▼
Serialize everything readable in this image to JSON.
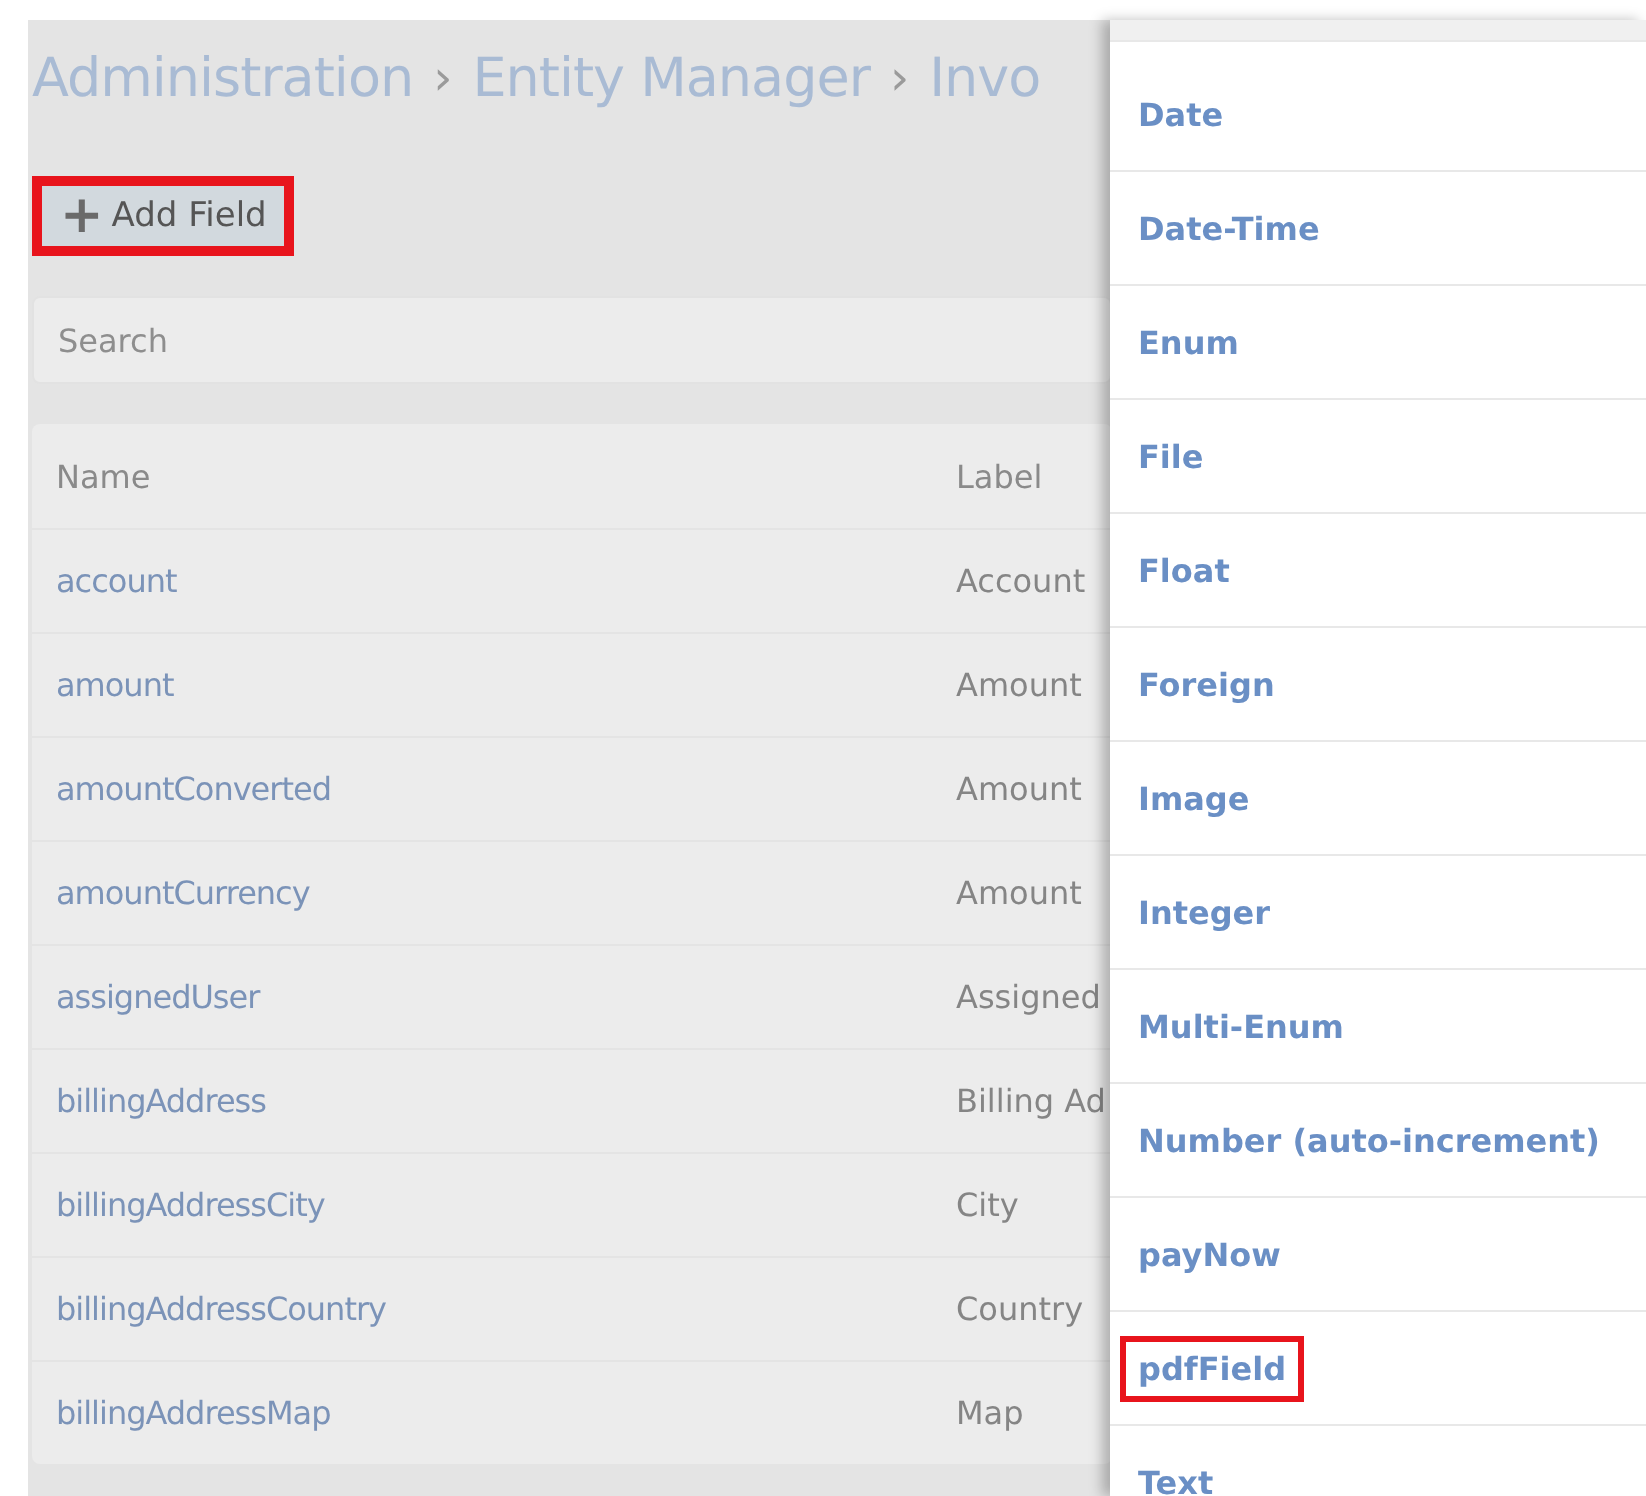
{
  "breadcrumb": [
    "Administration",
    "Entity Manager",
    "Invo"
  ],
  "separator": "›",
  "add_button": {
    "icon": "+",
    "label": "Add Field",
    "highlighted": true
  },
  "search": {
    "placeholder": "Search"
  },
  "table": {
    "columns": [
      "Name",
      "Label"
    ],
    "rows": [
      {
        "name": "account",
        "label": "Account"
      },
      {
        "name": "amount",
        "label": "Amount"
      },
      {
        "name": "amountConverted",
        "label": "Amount"
      },
      {
        "name": "amountCurrency",
        "label": "Amount"
      },
      {
        "name": "assignedUser",
        "label": "Assigned"
      },
      {
        "name": "billingAddress",
        "label": "Billing Ad"
      },
      {
        "name": "billingAddressCity",
        "label": "City"
      },
      {
        "name": "billingAddressCountry",
        "label": "Country"
      },
      {
        "name": "billingAddressMap",
        "label": "Map"
      }
    ]
  },
  "field_types": [
    {
      "label": "Date",
      "highlighted": false
    },
    {
      "label": "Date-Time",
      "highlighted": false
    },
    {
      "label": "Enum",
      "highlighted": false
    },
    {
      "label": "File",
      "highlighted": false
    },
    {
      "label": "Float",
      "highlighted": false
    },
    {
      "label": "Foreign",
      "highlighted": false
    },
    {
      "label": "Image",
      "highlighted": false
    },
    {
      "label": "Integer",
      "highlighted": false
    },
    {
      "label": "Multi-Enum",
      "highlighted": false
    },
    {
      "label": "Number (auto-increment)",
      "highlighted": false
    },
    {
      "label": "payNow",
      "highlighted": false
    },
    {
      "label": "pdfField",
      "highlighted": true
    },
    {
      "label": "Text",
      "highlighted": false
    }
  ]
}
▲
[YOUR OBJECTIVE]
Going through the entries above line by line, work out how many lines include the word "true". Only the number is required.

[WRITTEN RESPONSE]
2